Lying empty since it was finally abandoned as a maltings in 1987, the Ditherington flax mill has been slowly decaying through neglect, lack of investment and vandalism.
The flax mill is important because it the techniques used in its construction make it the original skyscraper - it was the first ever iron-framed building.
|Inside the flax mill|
The construction dates from 1797. It was designed by local engineer Charles Bage for flax spinners John Marshall and Thomas and Benjamin Benyon.
The technique proved successful, although time has revealed shortcomings. For instance Bage wouldn't have realised that an iron beam supported at the centre would bend and eventually crack without warning.
In March 2005 English Heritage officially bought the building for an undisclosed fee, thanks to grant funding from Advantage West Midlands. In 2004, emergency repairs totalling around £2 million were undertaken. However, the mill remains in a critical condition and architectural work is being performed to assess the state of the structure.

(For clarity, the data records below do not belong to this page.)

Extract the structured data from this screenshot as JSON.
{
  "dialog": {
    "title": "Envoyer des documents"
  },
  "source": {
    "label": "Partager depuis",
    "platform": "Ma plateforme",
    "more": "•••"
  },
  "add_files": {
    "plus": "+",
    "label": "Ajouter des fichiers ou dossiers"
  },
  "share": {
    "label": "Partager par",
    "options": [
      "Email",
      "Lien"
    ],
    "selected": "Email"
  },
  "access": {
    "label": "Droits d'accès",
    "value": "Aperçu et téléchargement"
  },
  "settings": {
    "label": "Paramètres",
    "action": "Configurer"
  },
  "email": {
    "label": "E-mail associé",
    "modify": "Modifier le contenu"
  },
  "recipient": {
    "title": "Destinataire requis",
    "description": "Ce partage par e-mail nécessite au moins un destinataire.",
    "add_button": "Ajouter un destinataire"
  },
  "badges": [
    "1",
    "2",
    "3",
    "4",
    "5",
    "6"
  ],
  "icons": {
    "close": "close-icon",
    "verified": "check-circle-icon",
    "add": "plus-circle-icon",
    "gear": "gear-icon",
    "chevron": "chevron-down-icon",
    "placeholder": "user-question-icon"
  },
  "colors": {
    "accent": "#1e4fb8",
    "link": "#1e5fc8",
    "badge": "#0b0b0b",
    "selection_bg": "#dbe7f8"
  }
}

The long-term future for the flax mill may now look a little rosier, but the final vision is still unclear. It is likely that the building will eventually perform a variety of uses, including public access, residential and commercial.

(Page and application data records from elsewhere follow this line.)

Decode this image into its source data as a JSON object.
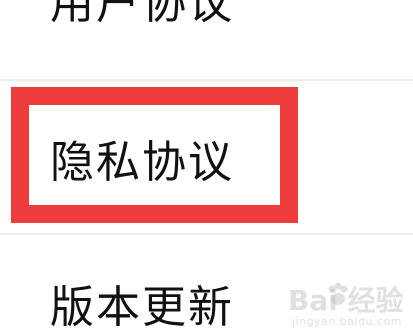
{
  "menu": {
    "items": [
      {
        "label": "用户协议"
      },
      {
        "label": "隐私协议"
      },
      {
        "label": "版本更新"
      }
    ]
  },
  "highlight": {
    "target": "隐私协议",
    "color": "#ee3b3b"
  },
  "watermark": {
    "brand": "Bai 经验",
    "url": "jingyan.baidu.com"
  }
}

|Outside the flax mill|
Like other historic buildings, the flax mill will have to pay its way - only by generating its own revenue will the long-term future be guaranteed. However, that doesn't necessarily mean that the mill's unique history will simply be sold-off to the highest bidder.
Balancing the potential and demands of the building, as well as maximising its value to the community, is no easy task. However, you don't have go far to find inspiration. A few years ago, the Shrewsbury Old Market Hall, another Grade I listed building, was also on the BAR register. However, following a £1.7 million restoration it's now a unique and popular arts/ digital media centre.
The market hall's restoration has also had its detractors, who preferred not to carve-up the stunning internal structure. However, it continues to attract a huge number of visitors and more than earns its keep... as well as being simply one of the most beautiful venues of its type in the country.
The flax mill is a much greater proposition. Not only is the main building considerably larger, it's also surrounded by other, associated structures, some of which are Grade II* and II listed.
The Old Market Hall also bears a message of warning - opening in January 2004, it was considerably both over budget and behind schedule. The scale of the flax mill (and its needs) mean that any investment plans must be thoroughly investigated. The Old Market Hall's restoration also displayed the value of public consultation and the readiness of locals to claim ownership of the finished article.